FedEx Fights UPS to Keep $1 Billion Postal Service Deal

FedEx Corp. (FDX) will have to fend off competition from United Parcel Service Inc. (UPS) to keep a contract valued at more than $1 billion with its largest customer, the money-losing U.S. Postal Service.

The agreement generates more than 3 percent of FedEx’s sales, according to data compiled by Bloomberg, and covers shipping of first class, priority and express mail. UPS “definitely wants to bid” for that work when the Postal Service seeks proposals after the contract’s expiration in September 2013, said Norman Black, a company spokesman.

UPS, which already has a $100 million contract with the Postal Service, is the “most logical competitor,” said Ben Hartford, a Robert W. Baird & Co. analyst in Milwaukee. The agency is seeking new bids as it closes mail-processing plants and cuts its work force to save cash after a $3.2 billion loss in the quarter through March 31.

Just being the incumbent, FedEx is “the most likely to get the business going forward, but it would likely be under different terms,” Hartford said in a telephone interview.

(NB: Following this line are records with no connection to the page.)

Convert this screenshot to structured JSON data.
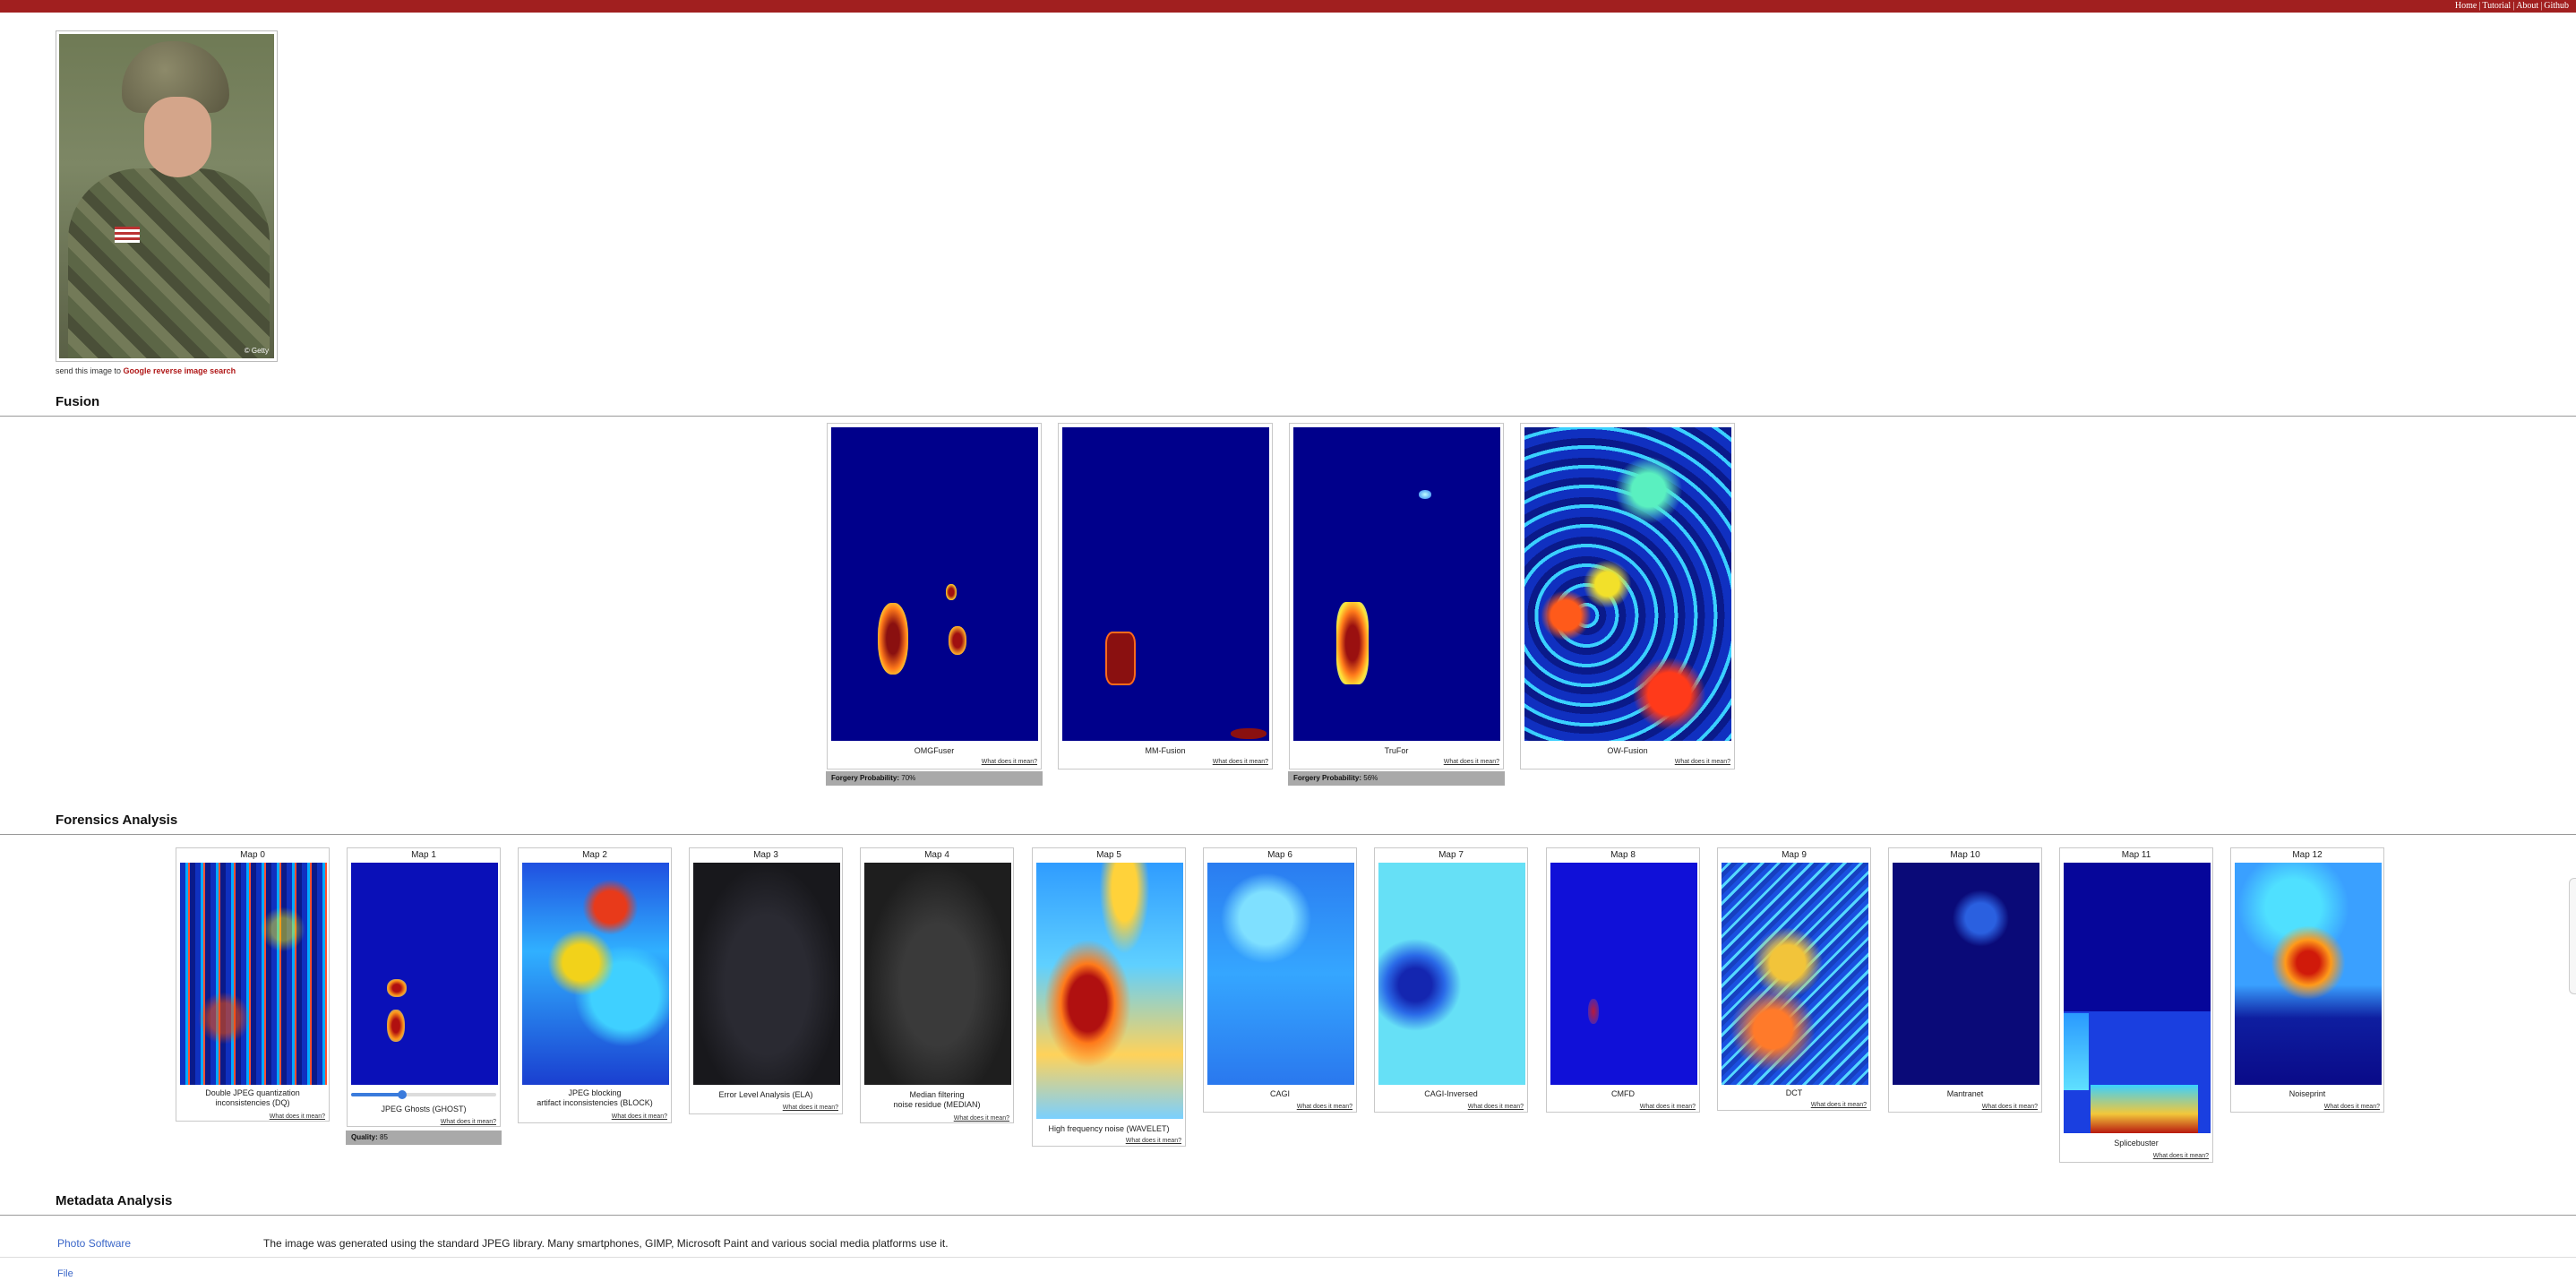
{
  "nav": {
    "links": [
      "Home",
      "Tutorial",
      "About",
      "Github"
    ],
    "separator": "|"
  },
  "photo": {
    "watermark": "© Getty"
  },
  "send": {
    "prefix": "send this image to ",
    "link": "Google reverse image search"
  },
  "fusion": {
    "title": "Fusion",
    "cards": [
      {
        "label": "OMGFuser",
        "what": "What does it mean?",
        "probability_label": "Forgery Probability:",
        "probability": "70%"
      },
      {
        "label": "MM-Fusion",
        "what": "What does it mean?"
      },
      {
        "label": "TruFor",
        "what": "What does it mean?",
        "probability_label": "Forgery Probability:",
        "probability": "56%"
      },
      {
        "label": "OW-Fusion",
        "what": "What does it mean?"
      }
    ]
  },
  "forensics": {
    "title": "Forensics Analysis",
    "maps": [
      {
        "map": "Map 0",
        "caption": "Double JPEG quantization\ninconsistencies (DQ)",
        "what": "What does it mean?"
      },
      {
        "map": "Map 1",
        "caption": "JPEG Ghosts (GHOST)",
        "what": "What does it mean?",
        "quality_label": "Quality:",
        "quality": "85",
        "slider_fraction": 0.35
      },
      {
        "map": "Map 2",
        "caption": "JPEG blocking\nartifact inconsistencies (BLOCK)",
        "what": "What does it mean?"
      },
      {
        "map": "Map 3",
        "caption": "Error Level Analysis (ELA)",
        "what": "What does it mean?"
      },
      {
        "map": "Map 4",
        "caption": "Median filtering\nnoise residue (MEDIAN)",
        "what": "What does it mean?"
      },
      {
        "map": "Map 5",
        "caption": "High frequency noise (WAVELET)",
        "what": "What does it mean?"
      },
      {
        "map": "Map 6",
        "caption": "CAGI",
        "what": "What does it mean?"
      },
      {
        "map": "Map 7",
        "caption": "CAGI-Inversed",
        "what": "What does it mean?"
      },
      {
        "map": "Map 8",
        "caption": "CMFD",
        "what": "What does it mean?"
      },
      {
        "map": "Map 9",
        "caption": "DCT",
        "what": "What does it mean?"
      },
      {
        "map": "Map 10",
        "caption": "Mantranet",
        "what": "What does it mean?"
      },
      {
        "map": "Map 11",
        "caption": "Splicebuster",
        "what": "What does it mean?"
      },
      {
        "map": "Map 12",
        "caption": "Noiseprint",
        "what": "What does it mean?"
      }
    ]
  },
  "metadata": {
    "title": "Metadata Analysis",
    "rows": [
      {
        "label": "Photo Software",
        "value": "The image was generated using the standard JPEG library. Many smartphones, GIMP, Microsoft Paint and various social media platforms use it."
      },
      {
        "label": "File",
        "value": ""
      }
    ]
  },
  "colors": {
    "topbar": "#a11f1f",
    "link_red": "#b01818",
    "meta_link": "#3a66c8",
    "slider": "#3a7bdc"
  }
}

During an 11-year relationship, FedEx has “raised the service levels and reliability of the Postal Service product,” Jess Bunn, a FedEx spokesman, said in a telephone interview. “That record of success will be an important consideration.”

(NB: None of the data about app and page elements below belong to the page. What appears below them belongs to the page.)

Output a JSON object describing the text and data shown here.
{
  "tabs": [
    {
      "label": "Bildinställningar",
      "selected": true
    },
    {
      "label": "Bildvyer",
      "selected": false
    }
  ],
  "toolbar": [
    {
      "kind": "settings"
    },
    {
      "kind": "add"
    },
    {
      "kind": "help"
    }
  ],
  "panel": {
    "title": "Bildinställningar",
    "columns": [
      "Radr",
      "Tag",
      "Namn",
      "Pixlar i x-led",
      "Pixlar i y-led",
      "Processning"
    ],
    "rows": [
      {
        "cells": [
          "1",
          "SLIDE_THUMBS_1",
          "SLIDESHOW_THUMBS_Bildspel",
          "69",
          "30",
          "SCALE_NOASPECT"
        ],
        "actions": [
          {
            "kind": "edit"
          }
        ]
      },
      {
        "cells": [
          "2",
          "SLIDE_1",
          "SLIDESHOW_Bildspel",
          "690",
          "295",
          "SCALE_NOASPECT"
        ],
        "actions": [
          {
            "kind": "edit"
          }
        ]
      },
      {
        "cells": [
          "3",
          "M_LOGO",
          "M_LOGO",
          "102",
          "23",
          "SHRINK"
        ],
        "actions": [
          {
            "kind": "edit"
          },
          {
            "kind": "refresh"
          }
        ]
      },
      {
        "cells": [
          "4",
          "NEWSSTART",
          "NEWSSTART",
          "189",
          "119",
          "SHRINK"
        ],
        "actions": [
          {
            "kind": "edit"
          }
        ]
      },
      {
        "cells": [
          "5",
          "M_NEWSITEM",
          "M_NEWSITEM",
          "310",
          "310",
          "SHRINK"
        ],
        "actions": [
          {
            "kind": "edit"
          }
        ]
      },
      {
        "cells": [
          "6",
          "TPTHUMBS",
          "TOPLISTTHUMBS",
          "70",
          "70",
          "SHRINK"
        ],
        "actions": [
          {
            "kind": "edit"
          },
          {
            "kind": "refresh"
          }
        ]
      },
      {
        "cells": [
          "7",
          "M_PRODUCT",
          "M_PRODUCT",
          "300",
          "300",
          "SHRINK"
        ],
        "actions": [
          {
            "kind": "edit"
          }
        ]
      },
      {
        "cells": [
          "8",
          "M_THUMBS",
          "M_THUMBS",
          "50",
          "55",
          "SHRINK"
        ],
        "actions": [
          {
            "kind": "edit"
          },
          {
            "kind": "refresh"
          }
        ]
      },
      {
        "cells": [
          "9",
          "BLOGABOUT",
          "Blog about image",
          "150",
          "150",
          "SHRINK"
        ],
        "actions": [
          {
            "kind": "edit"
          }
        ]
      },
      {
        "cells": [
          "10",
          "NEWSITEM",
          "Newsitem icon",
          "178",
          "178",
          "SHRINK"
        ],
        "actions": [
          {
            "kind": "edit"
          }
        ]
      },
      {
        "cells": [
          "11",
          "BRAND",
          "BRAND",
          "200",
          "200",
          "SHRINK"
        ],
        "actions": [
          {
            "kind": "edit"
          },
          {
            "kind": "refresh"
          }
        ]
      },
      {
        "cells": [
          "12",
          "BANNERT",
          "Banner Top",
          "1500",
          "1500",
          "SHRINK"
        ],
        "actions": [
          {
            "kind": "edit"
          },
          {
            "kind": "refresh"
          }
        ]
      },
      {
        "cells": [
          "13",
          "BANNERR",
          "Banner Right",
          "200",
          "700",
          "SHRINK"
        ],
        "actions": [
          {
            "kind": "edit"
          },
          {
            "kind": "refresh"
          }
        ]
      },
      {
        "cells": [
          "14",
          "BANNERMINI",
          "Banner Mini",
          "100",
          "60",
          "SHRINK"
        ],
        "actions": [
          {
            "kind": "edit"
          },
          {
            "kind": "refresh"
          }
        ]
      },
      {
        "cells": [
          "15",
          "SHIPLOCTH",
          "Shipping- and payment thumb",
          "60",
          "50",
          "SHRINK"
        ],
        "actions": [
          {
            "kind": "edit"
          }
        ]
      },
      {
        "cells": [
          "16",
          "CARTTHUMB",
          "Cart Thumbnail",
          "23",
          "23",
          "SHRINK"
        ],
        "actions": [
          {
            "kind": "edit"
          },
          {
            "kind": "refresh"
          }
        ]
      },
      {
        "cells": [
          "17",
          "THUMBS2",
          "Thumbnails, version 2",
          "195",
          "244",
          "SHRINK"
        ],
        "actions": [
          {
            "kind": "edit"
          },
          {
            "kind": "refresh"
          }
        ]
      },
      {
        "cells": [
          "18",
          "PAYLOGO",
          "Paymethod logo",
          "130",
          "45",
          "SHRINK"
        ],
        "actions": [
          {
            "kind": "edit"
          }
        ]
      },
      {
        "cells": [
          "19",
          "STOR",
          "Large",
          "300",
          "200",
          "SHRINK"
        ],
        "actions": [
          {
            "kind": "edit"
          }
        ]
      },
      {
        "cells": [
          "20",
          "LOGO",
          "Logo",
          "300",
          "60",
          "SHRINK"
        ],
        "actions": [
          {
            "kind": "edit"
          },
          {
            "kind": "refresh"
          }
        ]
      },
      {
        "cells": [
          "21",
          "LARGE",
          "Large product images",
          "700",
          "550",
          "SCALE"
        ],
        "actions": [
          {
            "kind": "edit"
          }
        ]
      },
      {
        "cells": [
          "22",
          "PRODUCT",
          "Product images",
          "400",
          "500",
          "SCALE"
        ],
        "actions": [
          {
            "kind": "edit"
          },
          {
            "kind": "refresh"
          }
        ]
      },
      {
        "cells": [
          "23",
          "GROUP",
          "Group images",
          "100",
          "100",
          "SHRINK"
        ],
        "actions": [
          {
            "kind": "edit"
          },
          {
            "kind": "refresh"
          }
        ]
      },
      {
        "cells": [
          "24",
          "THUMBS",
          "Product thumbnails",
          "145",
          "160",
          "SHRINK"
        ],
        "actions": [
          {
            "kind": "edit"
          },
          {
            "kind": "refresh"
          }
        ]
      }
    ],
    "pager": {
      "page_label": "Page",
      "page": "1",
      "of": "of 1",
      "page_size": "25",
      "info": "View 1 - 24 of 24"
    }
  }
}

FedEx warned in a regulatory filing this week that it may lose the contract or be able to negotiate less favorable terms for renewing it. Postal Service work generated about $1.4 billion for the Memphis, Tennessee-based company in its fiscal year through May 2012, Helane Becker, a Dahlman Rose & Co. analyst in New York, said in a note to clients.

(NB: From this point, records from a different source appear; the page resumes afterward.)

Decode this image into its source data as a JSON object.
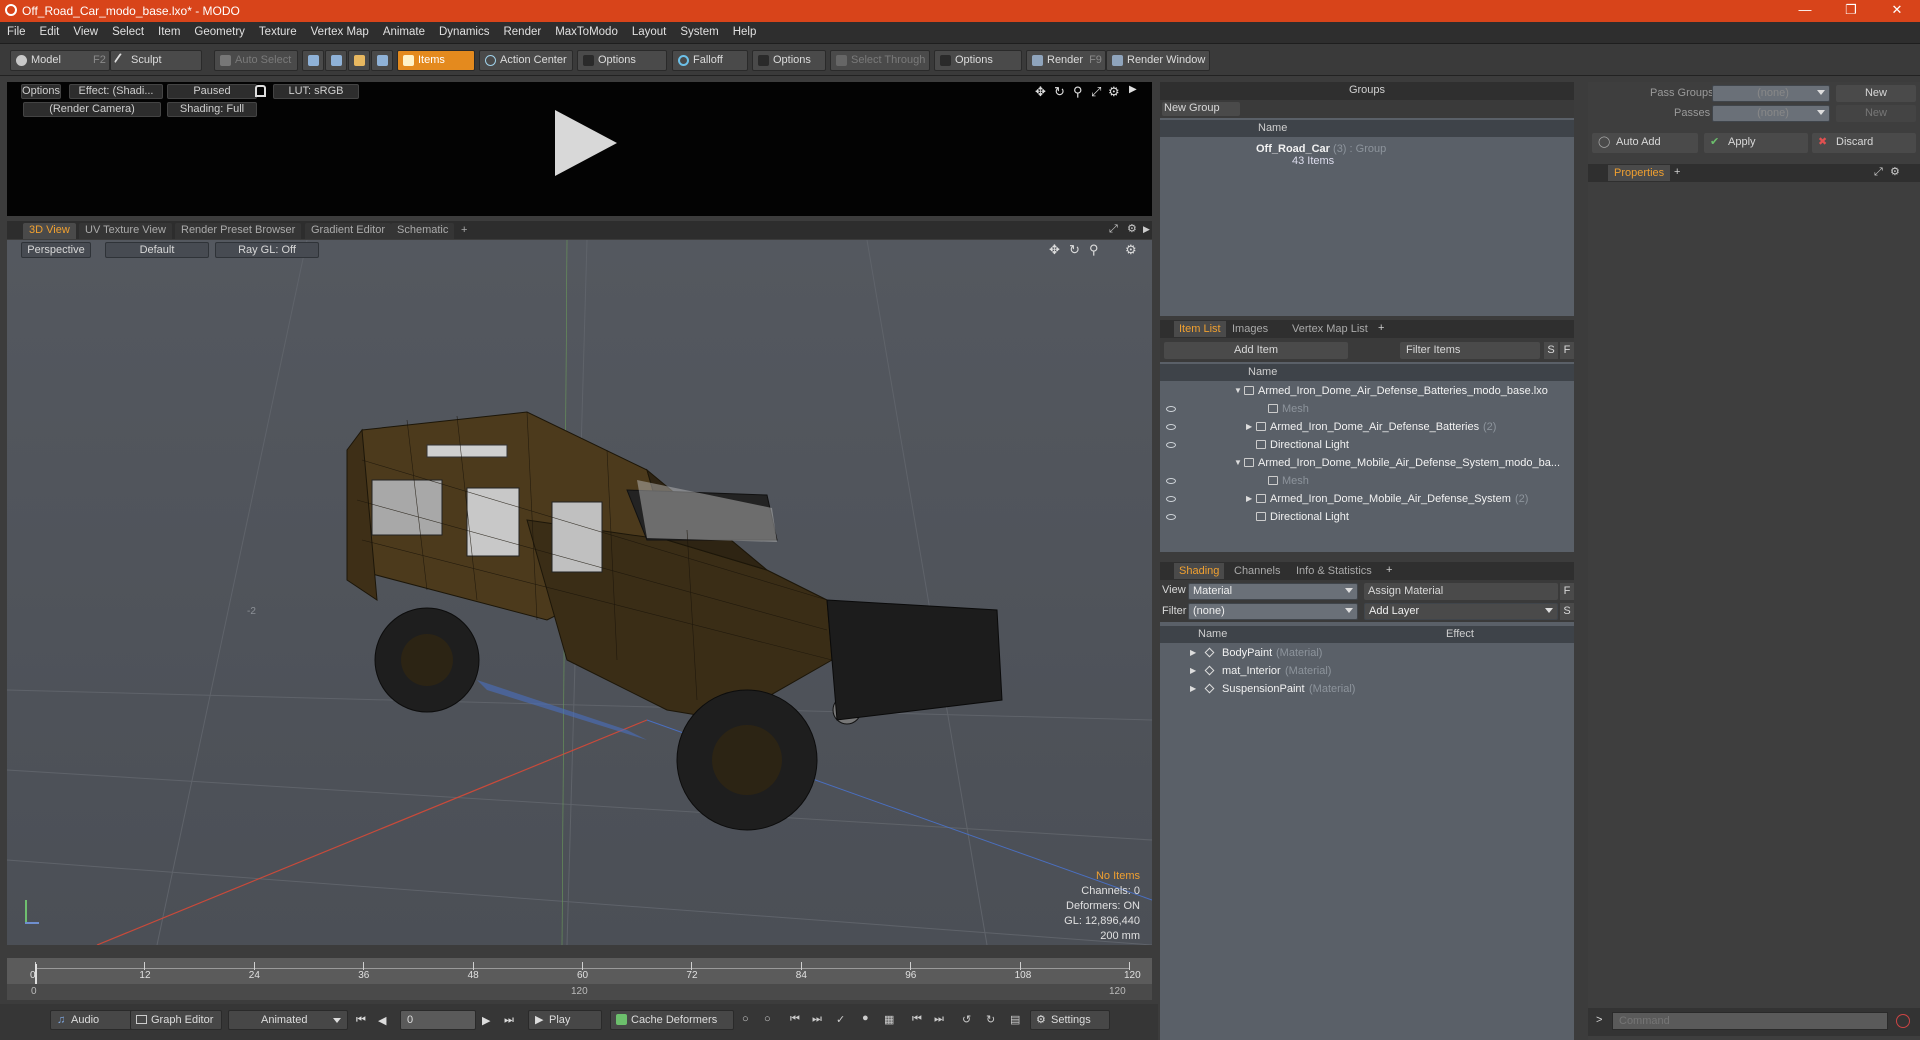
{
  "window": {
    "title": "Off_Road_Car_modo_base.lxo* - MODO"
  },
  "menu": [
    "File",
    "Edit",
    "View",
    "Select",
    "Item",
    "Geometry",
    "Texture",
    "Vertex Map",
    "Animate",
    "Dynamics",
    "Render",
    "MaxToModo",
    "Layout",
    "System",
    "Help"
  ],
  "toolbar": {
    "model": "Model",
    "model_key": "F2",
    "sculpt": "Sculpt",
    "auto_select": "Auto Select",
    "items": "Items",
    "action_center": "Action Center",
    "options1": "Options",
    "falloff": "Falloff",
    "options2": "Options",
    "select_through": "Select Through",
    "options3": "Options",
    "render": "Render",
    "render_key": "F9",
    "render_window": "Render Window"
  },
  "render_preview": {
    "options": "Options",
    "effect": "Effect: (Shadi...",
    "status": "Paused",
    "lut": "LUT: sRGB",
    "camera": "(Render Camera)",
    "shading": "Shading: Full"
  },
  "viewport_tabs": [
    "3D View",
    "UV Texture View",
    "Render Preset Browser",
    "Gradient Editor",
    "Schematic",
    "+"
  ],
  "viewport": {
    "projection": "Perspective",
    "style": "Default",
    "raygl": "Ray GL: Off",
    "axis_label": "-2",
    "stats": {
      "items": "No Items",
      "channels": "Channels: 0",
      "deformers": "Deformers: ON",
      "gl": "GL: 12,896,440",
      "scale": "200 mm"
    }
  },
  "timeline": {
    "ticks": [
      "0",
      "12",
      "24",
      "36",
      "48",
      "60",
      "72",
      "84",
      "96",
      "108",
      "120"
    ],
    "sub_ticks": [
      "0",
      "120",
      "120"
    ]
  },
  "bottombar": {
    "audio": "Audio",
    "graph_editor": "Graph Editor",
    "animated": "Animated",
    "frame": "0",
    "play": "Play",
    "cache_deformers": "Cache Deformers",
    "settings": "Settings"
  },
  "groups": {
    "title": "Groups",
    "new_group": "New Group",
    "name_col": "Name",
    "item_name": "Off_Road_Car",
    "item_count": "(3)",
    "item_type": ": Group",
    "item_sub": "43 Items"
  },
  "pass_groups": {
    "pass_groups_label": "Pass Groups",
    "pass_groups_value": "(none)",
    "new1": "New",
    "passes_label": "Passes",
    "passes_value": "(none)",
    "new2": "New",
    "auto_add": "Auto Add",
    "apply": "Apply",
    "discard": "Discard",
    "properties_tab": "Properties",
    "plus": "+"
  },
  "itemlist": {
    "tabs": [
      "Item List",
      "Images",
      "Vertex Map List",
      "+"
    ],
    "add_item": "Add Item",
    "filter": "Filter Items",
    "s": "S",
    "f": "F",
    "name_col": "Name",
    "rows": [
      {
        "label": "Armed_Iron_Dome_Air_Defense_Batteries_modo_base.lxo",
        "indent": 0,
        "expander": "▼",
        "grey": false,
        "eye": false
      },
      {
        "label": "Mesh",
        "indent": 2,
        "expander": "",
        "grey": true,
        "eye": true
      },
      {
        "label": "Armed_Iron_Dome_Air_Defense_Batteries",
        "suffix": "(2)",
        "indent": 1,
        "expander": "▶",
        "grey": false,
        "eye": true
      },
      {
        "label": "Directional Light",
        "indent": 1,
        "expander": "",
        "grey": false,
        "eye": true
      },
      {
        "label": "Armed_Iron_Dome_Mobile_Air_Defense_System_modo_ba...",
        "indent": 0,
        "expander": "▼",
        "grey": false,
        "eye": false
      },
      {
        "label": "Mesh",
        "indent": 2,
        "expander": "",
        "grey": true,
        "eye": true
      },
      {
        "label": "Armed_Iron_Dome_Mobile_Air_Defense_System",
        "suffix": "(2)",
        "indent": 1,
        "expander": "▶",
        "grey": false,
        "eye": true
      },
      {
        "label": "Directional Light",
        "indent": 1,
        "expander": "",
        "grey": false,
        "eye": true
      }
    ]
  },
  "shading": {
    "tabs": [
      "Shading",
      "Channels",
      "Info & Statistics",
      "+"
    ],
    "view_label": "View",
    "view_value": "Material",
    "assign": "Assign Material",
    "f": "F",
    "filter_label": "Filter",
    "filter_value": "(none)",
    "add_layer": "Add Layer",
    "s": "S",
    "name_col": "Name",
    "effect_col": "Effect",
    "rows": [
      {
        "label": "BodyPaint",
        "type": "(Material)"
      },
      {
        "label": "mat_Interior",
        "type": "(Material)"
      },
      {
        "label": "SuspensionPaint",
        "type": "(Material)"
      }
    ]
  },
  "command": {
    "placeholder": "Command",
    "prompt": ">"
  },
  "colors": {
    "accent": "#e48a1e",
    "title_bar": "#d8441a",
    "panel": "#5a6068",
    "viewport": "#50545b"
  }
}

Road Bump

The loss would “negatively impact FedEx and would cause a bump in the road as the company restructures its Express business,” she said.

FedEx fell 0.7 percent to $91.25 at the close in New York. The shares have gained 9.3 percent this year. UPS today rose 0.2 percent to $79.33.

FedEx last month predicted profit of $6.90 to $7.40 a share in the fiscal year through May, compared an average estimate of $7.33 from analysts and $6.41 last year.

The FedEx Express unit also has around 5,000 drop boxes at Postal Service locations that will be removed under an agreement that expired in June, the company said in the filing.

To contact the reporter on this story: Heather Perlberg in New York at hperlberg@bloomberg.net

To contact the editor responsible for this story: James Langford at jlangford2@bloomberg.net

Press spacebar to pause and continue. Press esc to stop.

Bloomberg reserves the right to remove comments but is under no obligation to do so, or to explain individual moderation decisions.

Please enable JavaScript to view the comments powered by Disqus.